In extension, is it not desirable that any elderly expatriate of any EEA nation is treated equitably across the EEA compared to their home nation?


5. The unequal costings at present – The situation in reverse.

Whereas the British OAP in France is provisioned from the UK grant at a high charge of  5202.72 euros for 70%-80% care,  a French retired person in the UK is provisioned at 100% care for £3368.98 charge (=4593.8 euros at 2007 exchange).   This seems extraordinary!


6. How to achieve an equitable condition of costing.

The costs to the patient and to the competent State should surely be related to the Social Security contract which exists between the patient and the competent State.

In France for instance it is an approximate 70%-30%  (variable) ratio cover for the State on the one hand and the French national patient on the other who pays Social Security contributions during his/her working life.

In the UK it is respectively 100%-0% .  The payment of an Old Age Pension recognises this contract within the EU.  [The UK has a generous health support system. One remembers however that younger persons pay sometimes quite heavily for medicaments. In this article one is concerned solely with elderly people.]

Logically the ‘competent’ State, responsible for the health costs of the Old Age Pensioner  as is clearly stated in EU law (viz. Article 24 of EU regulation 883/2004)* see link at bottom  should pay the costs as is normal for that pensioner at home.


One could suggest that for a retired French person in the UK, the French Government should pay +/- 70% and the ‘mutuelle’ of the patient (or the patient himself) should pay the rest.

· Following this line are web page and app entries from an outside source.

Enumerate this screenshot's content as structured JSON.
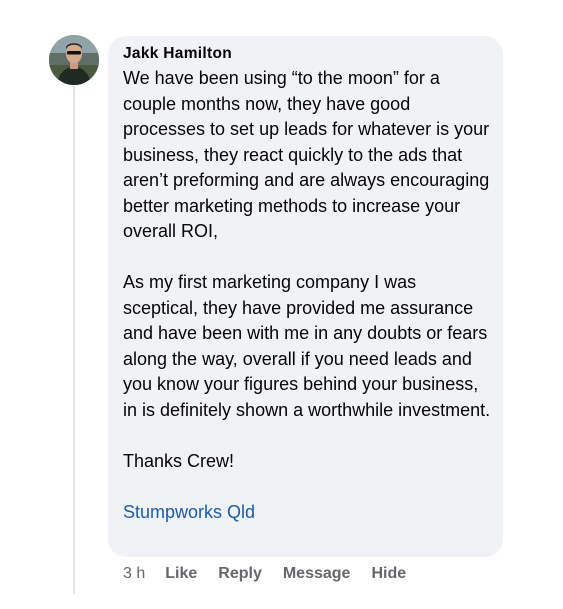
{
  "comment": {
    "author": "Jakk Hamilton",
    "avatar_icon": "user-photo-avatar",
    "paragraphs": [
      "We have been using “to the moon” for a couple months now, they have good processes to set up leads for whatever is your business, they react quickly to the ads that aren’t preforming and are always encouraging better marketing methods to increase your overall ROI,",
      "As my first marketing company I was sceptical, they have provided me assurance and have been with me in any doubts or fears along the way, overall if you need leads and you know your figures behind your business, in is definitely shown a worthwhile investment.",
      "Thanks Crew!"
    ],
    "tagged_page": "Stumpworks Qld"
  },
  "actions": {
    "timestamp": "3 h",
    "like": "Like",
    "reply": "Reply",
    "message": "Message",
    "hide": "Hide"
  },
  "colors": {
    "bubble_background": "#f0f2f5",
    "link": "#1c5ba8",
    "secondary_text": "#65676b",
    "thread_line": "#e3e5e8"
  }
}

For a British elderly person in France (or in any other EEA country) the UK Government should pay 100% of the local costs. This seems to be what the EU law states!


For France it would be far more simple if the full costs for treatment were transferred between France and  the UK. by electronic transfer.  I have no doubt whatsoever that in the current age of electronic references this is a workable system.  For France, in effect, the NHS would be a chargeable insurance authority and all charges would be passed to it from the CPAM (the French Social Security System) to cover the Old Age Pensioner.

The Carte Vitale which all expatriate pensioners in France possess and is an electronic record card, would carry a 100% cover message for all E121 holders.  It would be an extremely simple system to manage.

A similar system would work in reverse for French OAPs and the CPAM would do as it does now either raise the supplement of  +/-30% from a mutuelle or charge the patient.  The CPAM would have details of the French pensioner.


Similar exchanges could occur between other countries.  The State of residence could charge the competent State the costs, and the competent State could sort out the costs to the individual or the insurance company. 

In effect the charge arises exactly as it would as though the patient was living in their home nation which is the ‘competent’ State for these charges.

This establishes the link most strongly between the ‘competent’ State and the individual for whom it is responsible.  Moreover the payments would be transparently clear and fair.

It would also dovetail in neatly with the provisions of the EHIC

The EU agreement is thereby simplified and Article 95 of EU Regulation 574/1972 would become largely redundant.


THE NEXT STEPS.  The British Government must intervene with the French Government to ensure that the British Citizen is costed for health care as the Regulations demand.

Regulation 574/72  Article 95 paragraph 6 empowers them to do so.   If the Government refuses to do so then a petition to the EU Commission will be necessary.


To go (or return)  to the introduction to this subject on the main blog site click here




CPAMCaisse Primaire Assurance Maladie

NHS  - National Health Service

EHIC  - European Health Insurance Card.

EEA European Economic Area (the EU plus Norway, Iceland and Lichtenstein). Switzerland is affiliated.


LINKS TO original documents – click on item

                        EU Regulations on Health costs --  883/2004 Article 24;  and 1408/1971 Article 28  (As printed above without annotations)


                        EU Regulation 572/1972 Article 95